User Persona: Carlos
Task: 12-Lead Setup Process
Figure A: Still from Sears, 12-Lead ECG Process on the ZOLL X Series-ZOLL Tips and Tricks (2:31)
On a recent call, Carlos was asked to set up a 12-lead on the patient. Carlos applied the leads in the appropriate places and went to the monitor to enter the patient’s demographics and initiate the ECG.
Entering Patient Information
To enter the patient’s age and sex, Carlos must choose from a list of options on the screen.
The monitor does not have dedicated buttons for all features but uses softkeys, which means the buttons are changed programmatically and may be used for different situations depending on the screen or device feature being used.
This can be confusing in a situation where the device user must navigate left to right to move from choosing sex to age.
Arrow Keys with Multiple Functions
In this situation, Carlos must use the arrow keys to go left and right as well as up and down, while clicking the “enter” button (a button with a circle in the middle as its only description) in between.
In Figure B (below), you can see the yellow arrow pointing to the “enter” button, and the red circle outlining the left/right and up/down arrows:
Errors Resulting From Working Quickly
In this case, Carlos accidentally pressed the buttons in the wrong order and entered the patient as a male, the default setting, when in fact the patient was female.
Without thinking, Carlos went to press what is normally the “back” button on the monitor. However, with the ECG open, this actually exited the 12-lead completely and he had to start over, causing an unwanted delay.
Figure B: Still from Sears, 12-Lead ECG Process on the ZOLL X Series-ZOLL Tips and Tricks (5:10)
Figure C: Still from Sears, 12-Lead ECG Process on the ZOLL X Series-ZOLL Tips and Tricks (2:31)
What went wrong here?
For someone who uses the monitor every day, this is a skill they can acquire over time, and they become used to the limited button options.
However, for someone who does not use this very often or is in a high-stress emergency situation, this can be quite frustrating. Additionally, the soft keys are offset from the icons on the screen.

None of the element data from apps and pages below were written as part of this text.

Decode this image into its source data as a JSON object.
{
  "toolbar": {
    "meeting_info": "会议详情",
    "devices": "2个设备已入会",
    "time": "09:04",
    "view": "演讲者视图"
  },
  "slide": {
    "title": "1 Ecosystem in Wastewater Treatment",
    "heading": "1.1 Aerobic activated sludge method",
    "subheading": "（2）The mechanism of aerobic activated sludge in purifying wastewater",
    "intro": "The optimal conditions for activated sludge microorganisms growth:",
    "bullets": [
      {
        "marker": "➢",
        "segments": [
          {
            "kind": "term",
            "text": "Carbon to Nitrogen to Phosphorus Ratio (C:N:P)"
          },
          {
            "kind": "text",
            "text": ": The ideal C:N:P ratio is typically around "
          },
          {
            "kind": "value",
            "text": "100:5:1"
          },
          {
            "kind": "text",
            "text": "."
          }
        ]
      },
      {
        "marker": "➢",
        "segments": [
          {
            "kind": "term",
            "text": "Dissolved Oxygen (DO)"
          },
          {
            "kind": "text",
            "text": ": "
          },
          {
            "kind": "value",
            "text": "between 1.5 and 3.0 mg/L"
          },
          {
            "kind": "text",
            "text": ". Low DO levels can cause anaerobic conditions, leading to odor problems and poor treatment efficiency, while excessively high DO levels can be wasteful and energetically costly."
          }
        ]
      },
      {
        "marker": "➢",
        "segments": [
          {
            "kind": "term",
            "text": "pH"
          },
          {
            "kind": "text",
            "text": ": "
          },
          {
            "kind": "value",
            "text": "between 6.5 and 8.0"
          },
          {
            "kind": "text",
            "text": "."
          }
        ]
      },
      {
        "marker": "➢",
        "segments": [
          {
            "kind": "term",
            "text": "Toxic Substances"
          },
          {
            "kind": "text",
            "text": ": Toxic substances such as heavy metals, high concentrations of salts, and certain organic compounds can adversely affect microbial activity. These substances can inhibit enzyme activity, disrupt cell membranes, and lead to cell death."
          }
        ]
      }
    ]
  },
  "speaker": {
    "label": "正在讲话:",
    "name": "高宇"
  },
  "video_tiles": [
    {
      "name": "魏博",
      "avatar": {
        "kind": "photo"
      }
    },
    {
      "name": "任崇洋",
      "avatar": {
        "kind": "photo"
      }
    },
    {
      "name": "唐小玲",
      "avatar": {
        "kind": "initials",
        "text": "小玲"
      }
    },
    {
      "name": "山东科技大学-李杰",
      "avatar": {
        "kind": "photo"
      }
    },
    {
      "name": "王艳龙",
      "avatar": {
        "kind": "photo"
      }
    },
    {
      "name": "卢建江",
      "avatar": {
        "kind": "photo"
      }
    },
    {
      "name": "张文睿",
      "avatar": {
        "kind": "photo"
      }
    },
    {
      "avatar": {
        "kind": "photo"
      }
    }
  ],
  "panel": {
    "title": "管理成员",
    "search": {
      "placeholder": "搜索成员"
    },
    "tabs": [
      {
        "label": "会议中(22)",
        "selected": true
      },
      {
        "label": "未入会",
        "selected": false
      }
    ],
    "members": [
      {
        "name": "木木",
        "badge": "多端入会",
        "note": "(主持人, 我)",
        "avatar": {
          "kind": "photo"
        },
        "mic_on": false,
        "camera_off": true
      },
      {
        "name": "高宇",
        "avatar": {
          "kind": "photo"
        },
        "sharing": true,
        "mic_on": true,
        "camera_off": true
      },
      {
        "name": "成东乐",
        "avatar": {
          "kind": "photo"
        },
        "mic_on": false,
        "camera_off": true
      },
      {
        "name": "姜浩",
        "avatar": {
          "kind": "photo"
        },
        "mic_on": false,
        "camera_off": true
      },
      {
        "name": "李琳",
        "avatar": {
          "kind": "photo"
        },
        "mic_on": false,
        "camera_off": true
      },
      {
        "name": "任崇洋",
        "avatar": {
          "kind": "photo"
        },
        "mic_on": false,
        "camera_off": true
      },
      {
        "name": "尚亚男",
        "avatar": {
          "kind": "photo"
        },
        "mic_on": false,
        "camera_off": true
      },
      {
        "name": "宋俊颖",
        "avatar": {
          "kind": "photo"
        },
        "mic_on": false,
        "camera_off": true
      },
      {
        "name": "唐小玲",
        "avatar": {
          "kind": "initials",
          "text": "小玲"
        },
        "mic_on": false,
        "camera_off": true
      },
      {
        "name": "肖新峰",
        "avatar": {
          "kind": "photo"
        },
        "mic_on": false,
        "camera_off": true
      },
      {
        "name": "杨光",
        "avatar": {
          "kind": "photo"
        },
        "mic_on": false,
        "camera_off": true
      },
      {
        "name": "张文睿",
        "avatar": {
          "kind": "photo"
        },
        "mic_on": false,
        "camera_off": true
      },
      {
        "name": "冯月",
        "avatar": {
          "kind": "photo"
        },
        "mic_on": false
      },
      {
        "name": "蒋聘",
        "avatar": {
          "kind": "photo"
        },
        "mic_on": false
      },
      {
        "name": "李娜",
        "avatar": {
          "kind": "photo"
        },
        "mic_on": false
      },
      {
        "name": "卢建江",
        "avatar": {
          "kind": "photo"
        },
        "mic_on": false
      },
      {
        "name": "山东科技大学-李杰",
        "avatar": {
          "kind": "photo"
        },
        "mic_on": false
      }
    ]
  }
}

Because of the UX law of proximity, this makes it confusing for the user at first glance because it is not initially obvious which key lines up with which icon on the screen.
Furthermore, some icons have text and some do not, making the layout inconsistent and learnability more difficult.
Given this context, it is easy to understand how someone like Carlos could make mistakes when working in a hurry or with a lot of distractions.
Main UI Screen
My next step was to recreate a Zoll monitor in Figma, implementing my proposed revisions to the interface: